Exercise aim:
Copy the entries below exactly. Images do not belong in the copy.
Source data Block Start
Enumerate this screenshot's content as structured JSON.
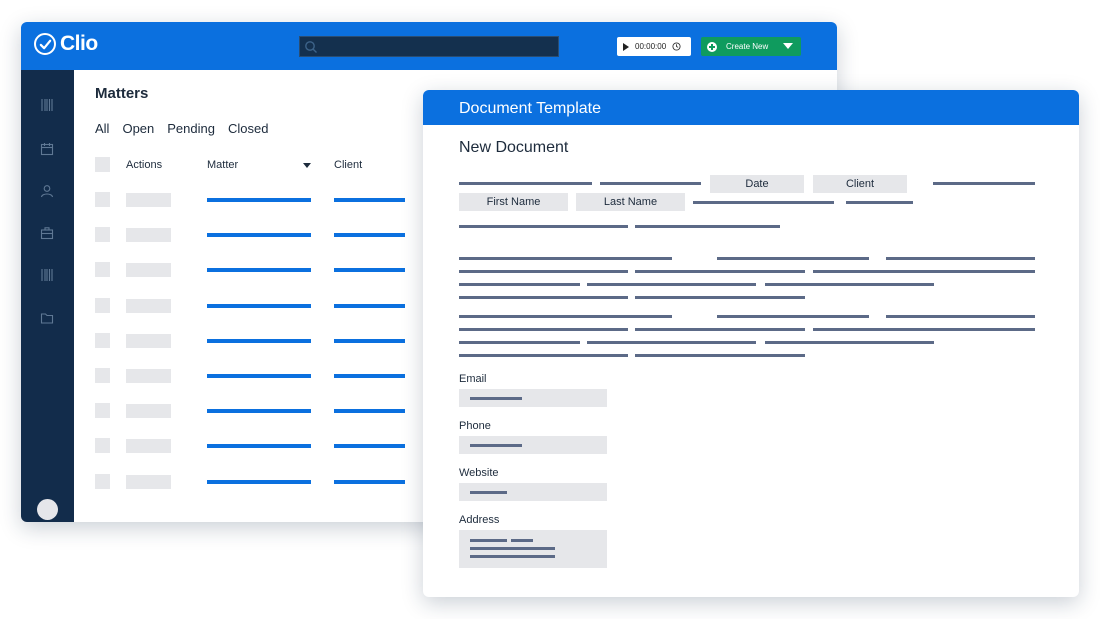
{
  "app": {
    "logo_text": "Clio",
    "search": {
      "placeholder": ""
    },
    "timer": {
      "time": "00:00:00"
    },
    "create_button": {
      "label": "Create New"
    },
    "sidebar_icons": [
      "barcode-icon",
      "calendar-icon",
      "user-icon",
      "briefcase-icon",
      "barcode-icon",
      "folder-icon"
    ],
    "colors": {
      "brand_blue": "#0b70df",
      "sidebar_navy": "#122c4b",
      "create_green": "#0f9b5e"
    }
  },
  "matters": {
    "title": "Matters",
    "filters": [
      "All",
      "Open",
      "Pending",
      "Closed"
    ],
    "columns": {
      "actions": "Actions",
      "matter": "Matter",
      "client": "Client"
    },
    "row_count": 9
  },
  "document": {
    "window_title": "Document Template",
    "heading": "New Document",
    "chips": {
      "date": "Date",
      "client": "Client",
      "first_name": "First Name",
      "last_name": "Last Name"
    },
    "fields": {
      "email": "Email",
      "phone": "Phone",
      "website": "Website",
      "address": "Address"
    }
  }
}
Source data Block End
Expected output:
Enumerate this screenshot's content as structured JSON.
{
  "app": {
    "logo_text": "Clio",
    "search": {
      "placeholder": ""
    },
    "timer": {
      "time": "00:00:00"
    },
    "create_button": {
      "label": "Create New"
    },
    "sidebar_icons": [
      "barcode-icon",
      "calendar-icon",
      "user-icon",
      "briefcase-icon",
      "barcode-icon",
      "folder-icon"
    ],
    "colors": {
      "brand_blue": "#0b70df",
      "sidebar_navy": "#122c4b",
      "create_green": "#0f9b5e"
    }
  },
  "matters": {
    "title": "Matters",
    "filters": [
      "All",
      "Open",
      "Pending",
      "Closed"
    ],
    "columns": {
      "actions": "Actions",
      "matter": "Matter",
      "client": "Client"
    },
    "row_count": 9
  },
  "document": {
    "window_title": "Document Template",
    "heading": "New Document",
    "chips": {
      "date": "Date",
      "client": "Client",
      "first_name": "First Name",
      "last_name": "Last Name"
    },
    "fields": {
      "email": "Email",
      "phone": "Phone",
      "website": "Website",
      "address": "Address"
    }
  }
}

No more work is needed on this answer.